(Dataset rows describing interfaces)
⟨

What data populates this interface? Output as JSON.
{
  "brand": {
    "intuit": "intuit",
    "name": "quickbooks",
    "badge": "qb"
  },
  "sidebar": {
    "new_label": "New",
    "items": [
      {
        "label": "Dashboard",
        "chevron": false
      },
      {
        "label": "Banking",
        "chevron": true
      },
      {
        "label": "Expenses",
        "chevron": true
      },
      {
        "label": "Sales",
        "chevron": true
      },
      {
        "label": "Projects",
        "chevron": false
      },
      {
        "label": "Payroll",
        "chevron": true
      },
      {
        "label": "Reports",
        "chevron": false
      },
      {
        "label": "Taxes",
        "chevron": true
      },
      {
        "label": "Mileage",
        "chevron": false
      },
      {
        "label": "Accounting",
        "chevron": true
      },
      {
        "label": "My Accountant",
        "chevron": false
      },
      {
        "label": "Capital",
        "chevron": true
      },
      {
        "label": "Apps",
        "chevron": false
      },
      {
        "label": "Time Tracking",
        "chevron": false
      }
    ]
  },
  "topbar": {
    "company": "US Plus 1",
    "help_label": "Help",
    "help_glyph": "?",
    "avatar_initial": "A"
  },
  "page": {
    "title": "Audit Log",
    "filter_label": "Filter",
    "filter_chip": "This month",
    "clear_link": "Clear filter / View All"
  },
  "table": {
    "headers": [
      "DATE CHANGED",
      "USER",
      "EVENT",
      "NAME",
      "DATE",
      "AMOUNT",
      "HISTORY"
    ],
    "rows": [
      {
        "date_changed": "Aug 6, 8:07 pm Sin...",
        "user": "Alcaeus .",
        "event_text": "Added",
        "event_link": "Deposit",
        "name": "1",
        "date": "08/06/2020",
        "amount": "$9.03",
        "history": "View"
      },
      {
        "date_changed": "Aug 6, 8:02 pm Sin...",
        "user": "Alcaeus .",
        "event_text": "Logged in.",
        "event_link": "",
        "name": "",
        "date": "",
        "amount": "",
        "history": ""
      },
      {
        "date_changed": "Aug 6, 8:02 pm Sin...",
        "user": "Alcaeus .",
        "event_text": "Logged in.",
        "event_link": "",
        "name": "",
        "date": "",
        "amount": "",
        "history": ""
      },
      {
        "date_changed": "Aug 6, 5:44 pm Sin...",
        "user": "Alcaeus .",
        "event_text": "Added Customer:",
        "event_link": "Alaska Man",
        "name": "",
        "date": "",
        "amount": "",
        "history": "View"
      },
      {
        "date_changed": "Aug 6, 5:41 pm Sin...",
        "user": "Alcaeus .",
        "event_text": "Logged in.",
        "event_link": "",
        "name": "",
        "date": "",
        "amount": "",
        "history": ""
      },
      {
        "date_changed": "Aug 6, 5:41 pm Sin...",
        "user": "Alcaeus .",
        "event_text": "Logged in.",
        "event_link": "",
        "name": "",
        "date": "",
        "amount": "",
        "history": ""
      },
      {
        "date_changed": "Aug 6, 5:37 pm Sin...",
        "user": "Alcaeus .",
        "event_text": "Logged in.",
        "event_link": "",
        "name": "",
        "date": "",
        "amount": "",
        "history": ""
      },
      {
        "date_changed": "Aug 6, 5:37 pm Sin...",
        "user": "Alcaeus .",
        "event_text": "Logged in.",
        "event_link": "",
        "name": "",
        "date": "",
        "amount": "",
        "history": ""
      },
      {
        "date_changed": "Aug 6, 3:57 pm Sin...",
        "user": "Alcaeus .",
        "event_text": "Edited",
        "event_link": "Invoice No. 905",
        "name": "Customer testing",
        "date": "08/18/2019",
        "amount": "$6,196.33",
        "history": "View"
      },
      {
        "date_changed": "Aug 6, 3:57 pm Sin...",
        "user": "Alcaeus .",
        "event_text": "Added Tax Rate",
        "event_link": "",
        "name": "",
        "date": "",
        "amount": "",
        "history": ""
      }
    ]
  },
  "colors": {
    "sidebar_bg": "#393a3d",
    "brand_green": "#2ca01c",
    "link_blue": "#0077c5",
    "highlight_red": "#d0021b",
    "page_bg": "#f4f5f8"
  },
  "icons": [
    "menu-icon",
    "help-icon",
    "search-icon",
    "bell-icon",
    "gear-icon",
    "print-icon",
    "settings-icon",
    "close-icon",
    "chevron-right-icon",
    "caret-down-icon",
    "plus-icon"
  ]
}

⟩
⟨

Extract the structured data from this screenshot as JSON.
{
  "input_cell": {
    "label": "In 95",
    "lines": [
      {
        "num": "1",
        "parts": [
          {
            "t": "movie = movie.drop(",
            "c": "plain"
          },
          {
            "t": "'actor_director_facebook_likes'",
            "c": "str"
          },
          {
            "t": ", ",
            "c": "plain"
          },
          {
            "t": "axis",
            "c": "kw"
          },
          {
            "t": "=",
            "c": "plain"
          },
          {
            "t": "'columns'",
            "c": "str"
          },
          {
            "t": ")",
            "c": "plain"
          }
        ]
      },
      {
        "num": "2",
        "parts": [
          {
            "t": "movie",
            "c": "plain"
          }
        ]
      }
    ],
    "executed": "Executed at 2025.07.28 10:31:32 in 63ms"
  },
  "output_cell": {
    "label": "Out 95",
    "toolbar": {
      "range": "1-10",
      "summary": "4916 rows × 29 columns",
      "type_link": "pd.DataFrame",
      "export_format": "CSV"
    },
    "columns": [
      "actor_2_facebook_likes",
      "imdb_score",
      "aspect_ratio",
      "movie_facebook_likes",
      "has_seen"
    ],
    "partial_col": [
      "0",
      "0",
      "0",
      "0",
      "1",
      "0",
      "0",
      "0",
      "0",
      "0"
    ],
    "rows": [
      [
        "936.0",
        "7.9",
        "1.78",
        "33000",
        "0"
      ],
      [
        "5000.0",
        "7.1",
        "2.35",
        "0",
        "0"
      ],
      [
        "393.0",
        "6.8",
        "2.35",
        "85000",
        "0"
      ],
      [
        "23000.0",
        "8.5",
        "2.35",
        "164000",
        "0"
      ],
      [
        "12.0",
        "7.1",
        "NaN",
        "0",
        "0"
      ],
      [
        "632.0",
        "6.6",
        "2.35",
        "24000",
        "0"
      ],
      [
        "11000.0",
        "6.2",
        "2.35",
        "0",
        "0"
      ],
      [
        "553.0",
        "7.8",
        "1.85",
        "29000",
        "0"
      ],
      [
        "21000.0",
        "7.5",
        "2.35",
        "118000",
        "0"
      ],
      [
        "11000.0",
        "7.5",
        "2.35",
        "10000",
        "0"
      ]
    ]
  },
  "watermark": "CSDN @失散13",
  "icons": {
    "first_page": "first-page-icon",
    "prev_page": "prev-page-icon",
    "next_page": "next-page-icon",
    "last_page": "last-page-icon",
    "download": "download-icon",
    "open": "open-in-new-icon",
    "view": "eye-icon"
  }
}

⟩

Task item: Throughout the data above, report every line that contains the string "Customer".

Written response:
        "event_text": "Added Customer:",
        "name": "Customer testing",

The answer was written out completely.